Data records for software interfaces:
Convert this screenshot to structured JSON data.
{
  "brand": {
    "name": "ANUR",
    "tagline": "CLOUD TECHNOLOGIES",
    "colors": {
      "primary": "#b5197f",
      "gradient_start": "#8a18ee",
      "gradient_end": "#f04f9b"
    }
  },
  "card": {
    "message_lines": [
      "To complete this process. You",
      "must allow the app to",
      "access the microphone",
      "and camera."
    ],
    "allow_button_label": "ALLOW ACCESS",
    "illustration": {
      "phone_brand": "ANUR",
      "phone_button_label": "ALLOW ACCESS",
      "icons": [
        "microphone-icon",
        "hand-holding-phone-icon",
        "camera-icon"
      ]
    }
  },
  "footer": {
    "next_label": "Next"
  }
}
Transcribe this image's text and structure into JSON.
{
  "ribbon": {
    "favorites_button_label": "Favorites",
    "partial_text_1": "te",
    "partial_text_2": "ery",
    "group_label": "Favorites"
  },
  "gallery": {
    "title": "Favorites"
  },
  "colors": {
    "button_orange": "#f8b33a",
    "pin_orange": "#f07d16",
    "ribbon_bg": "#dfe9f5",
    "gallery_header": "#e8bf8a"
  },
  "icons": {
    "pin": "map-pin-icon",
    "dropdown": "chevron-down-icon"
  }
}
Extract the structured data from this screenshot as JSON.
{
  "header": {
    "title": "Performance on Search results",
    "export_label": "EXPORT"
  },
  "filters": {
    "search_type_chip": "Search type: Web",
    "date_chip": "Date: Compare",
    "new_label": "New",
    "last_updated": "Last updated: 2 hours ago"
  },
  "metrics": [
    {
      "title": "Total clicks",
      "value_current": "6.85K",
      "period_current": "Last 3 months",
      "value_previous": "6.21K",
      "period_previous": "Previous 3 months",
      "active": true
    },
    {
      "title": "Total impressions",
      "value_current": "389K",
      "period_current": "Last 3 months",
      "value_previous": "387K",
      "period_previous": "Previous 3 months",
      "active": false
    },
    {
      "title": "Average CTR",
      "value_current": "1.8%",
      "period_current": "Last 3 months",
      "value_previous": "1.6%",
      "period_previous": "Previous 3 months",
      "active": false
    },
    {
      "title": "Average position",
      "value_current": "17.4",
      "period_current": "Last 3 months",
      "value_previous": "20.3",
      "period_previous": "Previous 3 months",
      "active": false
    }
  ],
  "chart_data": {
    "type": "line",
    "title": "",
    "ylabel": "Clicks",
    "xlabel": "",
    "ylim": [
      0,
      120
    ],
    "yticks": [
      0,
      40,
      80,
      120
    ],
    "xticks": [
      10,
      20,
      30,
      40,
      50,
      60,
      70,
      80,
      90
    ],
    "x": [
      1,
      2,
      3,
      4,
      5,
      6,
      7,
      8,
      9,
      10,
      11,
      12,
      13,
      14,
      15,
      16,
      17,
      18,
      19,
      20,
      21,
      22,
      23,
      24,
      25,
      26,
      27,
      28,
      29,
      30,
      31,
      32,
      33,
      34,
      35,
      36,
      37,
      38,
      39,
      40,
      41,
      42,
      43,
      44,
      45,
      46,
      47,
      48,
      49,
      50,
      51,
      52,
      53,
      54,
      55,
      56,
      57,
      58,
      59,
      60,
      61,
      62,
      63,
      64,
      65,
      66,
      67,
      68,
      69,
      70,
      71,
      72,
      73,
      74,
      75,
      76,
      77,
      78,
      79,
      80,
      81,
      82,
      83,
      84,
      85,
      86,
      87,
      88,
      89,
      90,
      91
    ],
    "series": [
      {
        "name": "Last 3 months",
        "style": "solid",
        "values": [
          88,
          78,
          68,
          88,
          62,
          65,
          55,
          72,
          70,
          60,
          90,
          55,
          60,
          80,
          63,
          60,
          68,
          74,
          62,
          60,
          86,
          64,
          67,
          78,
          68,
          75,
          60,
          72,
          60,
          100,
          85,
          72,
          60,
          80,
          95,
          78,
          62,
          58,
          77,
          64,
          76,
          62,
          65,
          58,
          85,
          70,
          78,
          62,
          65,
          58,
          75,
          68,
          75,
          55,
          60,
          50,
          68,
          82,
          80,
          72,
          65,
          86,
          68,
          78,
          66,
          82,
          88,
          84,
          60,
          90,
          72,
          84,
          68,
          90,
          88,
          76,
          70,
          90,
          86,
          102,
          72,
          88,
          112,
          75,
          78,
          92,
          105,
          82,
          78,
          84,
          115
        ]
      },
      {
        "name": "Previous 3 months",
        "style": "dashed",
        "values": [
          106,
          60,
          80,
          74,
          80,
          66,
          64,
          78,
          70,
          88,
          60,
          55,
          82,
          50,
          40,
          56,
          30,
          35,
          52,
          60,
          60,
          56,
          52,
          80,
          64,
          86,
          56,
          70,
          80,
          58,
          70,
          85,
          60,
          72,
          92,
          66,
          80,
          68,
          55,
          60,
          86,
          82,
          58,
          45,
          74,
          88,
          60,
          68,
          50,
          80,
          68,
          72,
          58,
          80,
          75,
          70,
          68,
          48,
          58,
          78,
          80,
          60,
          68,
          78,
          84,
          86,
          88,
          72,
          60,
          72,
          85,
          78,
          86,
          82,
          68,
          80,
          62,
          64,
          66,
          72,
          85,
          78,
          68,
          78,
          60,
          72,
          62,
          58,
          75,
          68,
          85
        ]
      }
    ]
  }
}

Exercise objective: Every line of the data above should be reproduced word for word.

Your solution:
Convert this screenshot to structured JSON data.
{
  "brand": {
    "name": "ANUR",
    "tagline": "CLOUD TECHNOLOGIES",
    "colors": {
      "primary": "#b5197f",
      "gradient_start": "#8a18ee",
      "gradient_end": "#f04f9b"
    }
  },
  "card": {
    "message_lines": [
      "To complete this process. You",
      "must allow the app to",
      "access the microphone",
      "and camera."
    ],
    "allow_button_label": "ALLOW ACCESS",
    "illustration": {
      "phone_brand": "ANUR",
      "phone_button_label": "ALLOW ACCESS",
      "icons": [
        "microphone-icon",
        "hand-holding-phone-icon",
        "camera-icon"
      ]
    }
  },
  "footer": {
    "next_label": "Next"
  }
}
Transcribe this image's text and structure into JSON.
{
  "ribbon": {
    "favorites_button_label": "Favorites",
    "partial_text_1": "te",
    "partial_text_2": "ery",
    "group_label": "Favorites"
  },
  "gallery": {
    "title": "Favorites"
  },
  "colors": {
    "button_orange": "#f8b33a",
    "pin_orange": "#f07d16",
    "ribbon_bg": "#dfe9f5",
    "gallery_header": "#e8bf8a"
  },
  "icons": {
    "pin": "map-pin-icon",
    "dropdown": "chevron-down-icon"
  }
}
Extract the structured data from this screenshot as JSON.
{
  "header": {
    "title": "Performance on Search results",
    "export_label": "EXPORT"
  },
  "filters": {
    "search_type_chip": "Search type: Web",
    "date_chip": "Date: Compare",
    "new_label": "New",
    "last_updated": "Last updated: 2 hours ago"
  },
  "metrics": [
    {
      "title": "Total clicks",
      "value_current": "6.85K",
      "period_current": "Last 3 months",
      "value_previous": "6.21K",
      "period_previous": "Previous 3 months",
      "active": true
    },
    {
      "title": "Total impressions",
      "value_current": "389K",
      "period_current": "Last 3 months",
      "value_previous": "387K",
      "period_previous": "Previous 3 months",
      "active": false
    },
    {
      "title": "Average CTR",
      "value_current": "1.8%",
      "period_current": "Last 3 months",
      "value_previous": "1.6%",
      "period_previous": "Previous 3 months",
      "active": false
    },
    {
      "title": "Average position",
      "value_current": "17.4",
      "period_current": "Last 3 months",
      "value_previous": "20.3",
      "period_previous": "Previous 3 months",
      "active": false
    }
  ],
  "chart_data": {
    "type": "line",
    "title": "",
    "ylabel": "Clicks",
    "xlabel": "",
    "ylim": [
      0,
      120
    ],
    "yticks": [
      0,
      40,
      80,
      120
    ],
    "xticks": [
      10,
      20,
      30,
      40,
      50,
      60,
      70,
      80,
      90
    ],
    "x": [
      1,
      2,
      3,
      4,
      5,
      6,
      7,
      8,
      9,
      10,
      11,
      12,
      13,
      14,
      15,
      16,
      17,
      18,
      19,
      20,
      21,
      22,
      23,
      24,
      25,
      26,
      27,
      28,
      29,
      30,
      31,
      32,
      33,
      34,
      35,
      36,
      37,
      38,
      39,
      40,
      41,
      42,
      43,
      44,
      45,
      46,
      47,
      48,
      49,
      50,
      51,
      52,
      53,
      54,
      55,
      56,
      57,
      58,
      59,
      60,
      61,
      62,
      63,
      64,
      65,
      66,
      67,
      68,
      69,
      70,
      71,
      72,
      73,
      74,
      75,
      76,
      77,
      78,
      79,
      80,
      81,
      82,
      83,
      84,
      85,
      86,
      87,
      88,
      89,
      90,
      91
    ],
    "series": [
      {
        "name": "Last 3 months",
        "style": "solid",
        "values": [
          88,
          78,
          68,
          88,
          62,
          65,
          55,
          72,
          70,
          60,
          90,
          55,
          60,
          80,
          63,
          60,
          68,
          74,
          62,
          60,
          86,
          64,
          67,
          78,
          68,
          75,
          60,
          72,
          60,
          100,
          85,
          72,
          60,
          80,
          95,
          78,
          62,
          58,
          77,
          64,
          76,
          62,
          65,
          58,
          85,
          70,
          78,
          62,
          65,
          58,
          75,
          68,
          75,
          55,
          60,
          50,
          68,
          82,
          80,
          72,
          65,
          86,
          68,
          78,
          66,
          82,
          88,
          84,
          60,
          90,
          72,
          84,
          68,
          90,
          88,
          76,
          70,
          90,
          86,
          102,
          72,
          88,
          112,
          75,
          78,
          92,
          105,
          82,
          78,
          84,
          115
        ]
      },
      {
        "name": "Previous 3 months",
        "style": "dashed",
        "values": [
          106,
          60,
          80,
          74,
          80,
          66,
          64,
          78,
          70,
          88,
          60,
          55,
          82,
          50,
          40,
          56,
          30,
          35,
          52,
          60,
          60,
          56,
          52,
          80,
          64,
          86,
          56,
          70,
          80,
          58,
          70,
          85,
          60,
          72,
          92,
          66,
          80,
          68,
          55,
          60,
          86,
          82,
          58,
          45,
          74,
          88,
          60,
          68,
          50,
          80,
          68,
          72,
          58,
          80,
          75,
          70,
          68,
          48,
          58,
          78,
          80,
          60,
          68,
          78,
          84,
          86,
          88,
          72,
          60,
          72,
          85,
          78,
          86,
          82,
          68,
          80,
          62,
          64,
          66,
          72,
          85,
          78,
          68,
          78,
          60,
          72,
          62,
          58,
          75,
          68,
          85
        ]
      }
    ]
  }
}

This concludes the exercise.